The Syrian army and its allies assaulted Wednesday positions held by the Islamic State group, also known as ISIS, in the historical, centrally located city of Palmyra, where pro-government forces recaptured an ancient citadel and were expected to stage a major operation to retake the area.

Russian-backed Syrian troops and allied militia fighters advanced toward the city's southwest and began to wrest control of nearby positions from the jihadists, who initially captured the city in May 2015. Soldiers, backed by Russian airstrikes, retook Palmyra in March 2016, but ISIS recaptured the city in December as the Syrian army and its allies staged a separate, successful campaign to retake Aleppo from various militant groups that seized the northwestern city early on in the country's six-year civil war. As of Wednesday, pro-government sources said it was only a matter of time before Palmyra was again under Syrian President Bashar Assad's control.

"The army's entry to the city will begin very soon," a Syrian military source told Reuters, which cited additional reports in media outlets partisan to Hezbollah, the powerful Lebanese Shiite militant group fighting on Assad's behalf, and combat footage posted on a Telegram account apparently run by ISIS.

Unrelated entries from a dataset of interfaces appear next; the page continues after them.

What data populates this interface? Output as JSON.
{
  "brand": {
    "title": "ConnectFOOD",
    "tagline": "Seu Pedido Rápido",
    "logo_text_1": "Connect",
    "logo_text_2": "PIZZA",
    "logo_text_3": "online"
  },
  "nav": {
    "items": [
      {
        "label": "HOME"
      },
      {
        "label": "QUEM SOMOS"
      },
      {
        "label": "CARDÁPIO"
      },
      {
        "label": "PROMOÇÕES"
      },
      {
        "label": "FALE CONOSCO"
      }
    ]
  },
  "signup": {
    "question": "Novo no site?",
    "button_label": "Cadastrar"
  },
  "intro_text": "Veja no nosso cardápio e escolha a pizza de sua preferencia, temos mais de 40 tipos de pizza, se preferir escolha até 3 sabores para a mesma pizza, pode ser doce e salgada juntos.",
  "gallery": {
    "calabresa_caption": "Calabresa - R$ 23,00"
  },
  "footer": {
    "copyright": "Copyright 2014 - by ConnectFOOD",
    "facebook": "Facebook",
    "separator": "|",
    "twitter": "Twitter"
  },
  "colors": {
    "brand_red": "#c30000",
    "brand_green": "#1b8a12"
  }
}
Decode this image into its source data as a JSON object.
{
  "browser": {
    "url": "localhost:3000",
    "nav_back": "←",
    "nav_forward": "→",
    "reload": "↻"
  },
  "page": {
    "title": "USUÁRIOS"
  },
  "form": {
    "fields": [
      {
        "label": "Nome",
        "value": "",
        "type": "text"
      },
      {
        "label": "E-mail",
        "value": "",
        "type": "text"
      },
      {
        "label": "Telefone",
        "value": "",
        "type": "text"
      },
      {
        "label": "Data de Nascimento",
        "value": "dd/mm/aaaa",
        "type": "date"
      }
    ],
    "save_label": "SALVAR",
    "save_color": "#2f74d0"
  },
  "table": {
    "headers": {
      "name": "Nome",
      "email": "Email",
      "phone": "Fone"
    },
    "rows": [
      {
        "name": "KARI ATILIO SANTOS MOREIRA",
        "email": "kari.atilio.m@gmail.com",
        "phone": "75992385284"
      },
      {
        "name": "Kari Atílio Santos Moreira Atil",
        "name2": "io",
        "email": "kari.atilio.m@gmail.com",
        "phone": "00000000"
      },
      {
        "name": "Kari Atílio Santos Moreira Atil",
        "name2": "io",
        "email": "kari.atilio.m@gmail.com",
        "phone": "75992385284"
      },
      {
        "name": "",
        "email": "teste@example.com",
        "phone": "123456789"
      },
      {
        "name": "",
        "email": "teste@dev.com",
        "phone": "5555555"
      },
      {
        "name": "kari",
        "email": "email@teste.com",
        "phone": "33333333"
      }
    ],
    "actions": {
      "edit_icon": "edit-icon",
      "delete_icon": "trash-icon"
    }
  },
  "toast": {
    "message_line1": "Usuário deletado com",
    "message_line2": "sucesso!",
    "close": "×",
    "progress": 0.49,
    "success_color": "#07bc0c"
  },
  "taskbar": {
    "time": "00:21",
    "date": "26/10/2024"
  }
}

During the jihadists' first period of rule over the ancient city of Palmyra, known as Tadmur in Arabic, they destroyed a number of historical sites including an arch that dated back 1800 years. When ISIS occupied the area again in December, it demolished the iconic Tetrapylon monument and the facade of the Roman Theater. The militants have razed statues and structures deemed contrary to their ultraconservative Islamic ideology in both Syria and neighboring Iraq, where a separate, U.S.-backed campaign led by the Iraqi army has also begun expelling ISIS fighters.

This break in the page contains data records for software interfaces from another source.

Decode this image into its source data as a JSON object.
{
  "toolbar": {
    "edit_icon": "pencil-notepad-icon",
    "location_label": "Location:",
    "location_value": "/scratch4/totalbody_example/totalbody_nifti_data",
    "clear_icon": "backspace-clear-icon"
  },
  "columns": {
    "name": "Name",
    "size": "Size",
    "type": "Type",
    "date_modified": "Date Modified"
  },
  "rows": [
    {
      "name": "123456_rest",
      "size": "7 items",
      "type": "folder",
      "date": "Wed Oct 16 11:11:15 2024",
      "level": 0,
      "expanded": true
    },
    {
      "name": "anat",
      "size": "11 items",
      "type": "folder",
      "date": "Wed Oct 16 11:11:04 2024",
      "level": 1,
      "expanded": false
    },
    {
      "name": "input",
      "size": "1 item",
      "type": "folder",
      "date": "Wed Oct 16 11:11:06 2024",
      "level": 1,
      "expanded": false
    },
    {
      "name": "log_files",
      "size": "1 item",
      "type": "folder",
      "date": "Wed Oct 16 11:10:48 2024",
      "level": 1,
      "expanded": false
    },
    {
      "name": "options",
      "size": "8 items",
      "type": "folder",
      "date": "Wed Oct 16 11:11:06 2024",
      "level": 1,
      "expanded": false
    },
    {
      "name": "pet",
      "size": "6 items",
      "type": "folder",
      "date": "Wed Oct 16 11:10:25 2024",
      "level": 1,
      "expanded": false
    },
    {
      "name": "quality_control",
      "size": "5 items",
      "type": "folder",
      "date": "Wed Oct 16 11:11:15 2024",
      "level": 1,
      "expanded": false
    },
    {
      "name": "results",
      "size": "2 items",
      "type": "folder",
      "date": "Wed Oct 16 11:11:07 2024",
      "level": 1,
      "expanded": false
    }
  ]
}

Since massive anti-government protests transformed into an armed insurgency against the state in 2011, the Syrian army has fought against various opposition groups for control of the country. Western countries, as well as Turkey and Arab Gulf nations, have supported rebel forces, which attained a number of strategic victories early on, but have since been gutted by infighting and the splintering off of jihadist groups such as Tahrir al-Sham, formerly known as Jabhat Fatah al-Sham and al-Qaeda's Nusra Front before that, and ISIS. Russia's 2015 intervention has bolstered the Syrian army and its allies, allowing pro-government forces to recapture virtually every major city center in Syria.